START EXERCISE MATERIAL

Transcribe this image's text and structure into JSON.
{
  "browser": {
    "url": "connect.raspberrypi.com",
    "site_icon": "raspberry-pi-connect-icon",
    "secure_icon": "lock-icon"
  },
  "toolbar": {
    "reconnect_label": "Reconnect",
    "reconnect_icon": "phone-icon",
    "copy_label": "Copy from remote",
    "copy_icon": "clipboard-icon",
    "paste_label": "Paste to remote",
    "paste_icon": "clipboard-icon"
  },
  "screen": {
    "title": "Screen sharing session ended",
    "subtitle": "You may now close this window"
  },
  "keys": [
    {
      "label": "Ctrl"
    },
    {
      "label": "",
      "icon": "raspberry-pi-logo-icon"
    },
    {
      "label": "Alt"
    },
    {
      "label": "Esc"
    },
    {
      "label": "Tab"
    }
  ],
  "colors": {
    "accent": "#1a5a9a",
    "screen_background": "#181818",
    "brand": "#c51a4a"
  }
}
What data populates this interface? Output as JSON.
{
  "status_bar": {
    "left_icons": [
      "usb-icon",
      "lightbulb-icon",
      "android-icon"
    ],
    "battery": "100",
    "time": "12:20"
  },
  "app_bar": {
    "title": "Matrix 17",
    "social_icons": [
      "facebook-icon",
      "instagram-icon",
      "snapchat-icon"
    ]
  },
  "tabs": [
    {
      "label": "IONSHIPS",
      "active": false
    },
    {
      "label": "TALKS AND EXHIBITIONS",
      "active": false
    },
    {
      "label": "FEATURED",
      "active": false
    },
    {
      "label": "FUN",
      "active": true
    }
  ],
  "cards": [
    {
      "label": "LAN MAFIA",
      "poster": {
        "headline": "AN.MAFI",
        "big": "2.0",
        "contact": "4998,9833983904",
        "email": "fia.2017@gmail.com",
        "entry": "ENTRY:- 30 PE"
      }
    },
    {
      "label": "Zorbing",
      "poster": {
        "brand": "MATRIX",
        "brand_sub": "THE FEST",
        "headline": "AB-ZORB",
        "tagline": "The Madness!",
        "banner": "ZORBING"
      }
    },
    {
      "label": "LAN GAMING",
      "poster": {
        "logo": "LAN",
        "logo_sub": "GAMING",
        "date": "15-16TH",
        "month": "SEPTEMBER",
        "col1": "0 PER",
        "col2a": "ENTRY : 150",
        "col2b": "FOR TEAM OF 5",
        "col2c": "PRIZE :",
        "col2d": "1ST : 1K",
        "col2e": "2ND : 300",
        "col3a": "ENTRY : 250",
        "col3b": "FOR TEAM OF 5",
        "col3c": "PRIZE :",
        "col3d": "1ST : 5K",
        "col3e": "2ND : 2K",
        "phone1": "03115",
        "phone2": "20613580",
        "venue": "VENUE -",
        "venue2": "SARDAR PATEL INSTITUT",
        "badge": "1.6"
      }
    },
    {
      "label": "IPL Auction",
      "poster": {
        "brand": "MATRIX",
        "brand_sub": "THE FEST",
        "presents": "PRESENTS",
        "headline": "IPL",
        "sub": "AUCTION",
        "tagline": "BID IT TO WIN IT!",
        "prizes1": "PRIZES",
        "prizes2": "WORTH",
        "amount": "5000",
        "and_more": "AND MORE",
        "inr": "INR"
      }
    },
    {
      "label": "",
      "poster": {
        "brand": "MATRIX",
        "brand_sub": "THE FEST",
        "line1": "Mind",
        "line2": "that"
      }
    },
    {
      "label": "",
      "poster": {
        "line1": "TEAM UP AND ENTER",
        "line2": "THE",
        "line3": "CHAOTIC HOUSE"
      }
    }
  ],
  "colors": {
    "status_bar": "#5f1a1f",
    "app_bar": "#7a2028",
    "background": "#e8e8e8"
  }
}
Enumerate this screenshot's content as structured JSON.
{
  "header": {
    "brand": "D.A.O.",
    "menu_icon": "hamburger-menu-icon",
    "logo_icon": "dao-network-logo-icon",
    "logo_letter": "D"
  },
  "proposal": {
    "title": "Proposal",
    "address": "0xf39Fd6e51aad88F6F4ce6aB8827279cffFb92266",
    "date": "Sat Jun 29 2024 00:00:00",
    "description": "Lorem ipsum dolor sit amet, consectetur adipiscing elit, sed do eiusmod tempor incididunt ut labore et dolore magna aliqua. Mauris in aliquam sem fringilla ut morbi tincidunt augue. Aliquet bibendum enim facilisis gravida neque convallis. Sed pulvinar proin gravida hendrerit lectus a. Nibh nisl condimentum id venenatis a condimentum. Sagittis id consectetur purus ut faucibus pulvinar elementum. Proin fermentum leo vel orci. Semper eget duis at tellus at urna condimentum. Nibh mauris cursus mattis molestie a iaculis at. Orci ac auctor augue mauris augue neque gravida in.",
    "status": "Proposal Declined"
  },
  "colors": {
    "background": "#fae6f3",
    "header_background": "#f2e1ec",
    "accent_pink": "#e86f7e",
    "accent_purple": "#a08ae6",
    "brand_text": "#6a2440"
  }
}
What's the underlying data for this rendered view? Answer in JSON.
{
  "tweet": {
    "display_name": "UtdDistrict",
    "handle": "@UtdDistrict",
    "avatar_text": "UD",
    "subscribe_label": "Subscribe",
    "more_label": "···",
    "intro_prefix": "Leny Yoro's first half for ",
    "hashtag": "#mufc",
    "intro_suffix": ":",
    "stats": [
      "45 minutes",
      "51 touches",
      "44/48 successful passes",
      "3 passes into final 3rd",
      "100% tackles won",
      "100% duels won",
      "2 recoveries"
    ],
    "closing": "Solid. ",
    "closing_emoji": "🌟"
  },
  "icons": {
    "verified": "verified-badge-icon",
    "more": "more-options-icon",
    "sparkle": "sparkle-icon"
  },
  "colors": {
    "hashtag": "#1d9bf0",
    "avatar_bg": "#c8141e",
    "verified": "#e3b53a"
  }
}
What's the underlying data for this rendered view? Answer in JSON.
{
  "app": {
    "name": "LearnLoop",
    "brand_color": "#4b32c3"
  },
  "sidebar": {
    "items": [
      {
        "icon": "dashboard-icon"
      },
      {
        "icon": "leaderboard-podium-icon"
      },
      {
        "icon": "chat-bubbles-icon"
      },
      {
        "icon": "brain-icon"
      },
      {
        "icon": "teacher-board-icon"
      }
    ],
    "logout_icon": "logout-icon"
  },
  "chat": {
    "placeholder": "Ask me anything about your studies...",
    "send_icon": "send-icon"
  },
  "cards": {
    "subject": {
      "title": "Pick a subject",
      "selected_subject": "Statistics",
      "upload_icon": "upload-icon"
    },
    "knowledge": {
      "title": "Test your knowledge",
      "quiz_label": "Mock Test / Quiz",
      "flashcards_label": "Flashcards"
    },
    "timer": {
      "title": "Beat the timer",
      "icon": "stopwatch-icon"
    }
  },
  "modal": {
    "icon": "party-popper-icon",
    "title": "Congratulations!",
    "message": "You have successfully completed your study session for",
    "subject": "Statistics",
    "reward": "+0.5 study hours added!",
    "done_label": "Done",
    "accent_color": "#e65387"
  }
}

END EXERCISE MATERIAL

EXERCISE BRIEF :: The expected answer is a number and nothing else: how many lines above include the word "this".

PROBLEM SOLUTION :: 6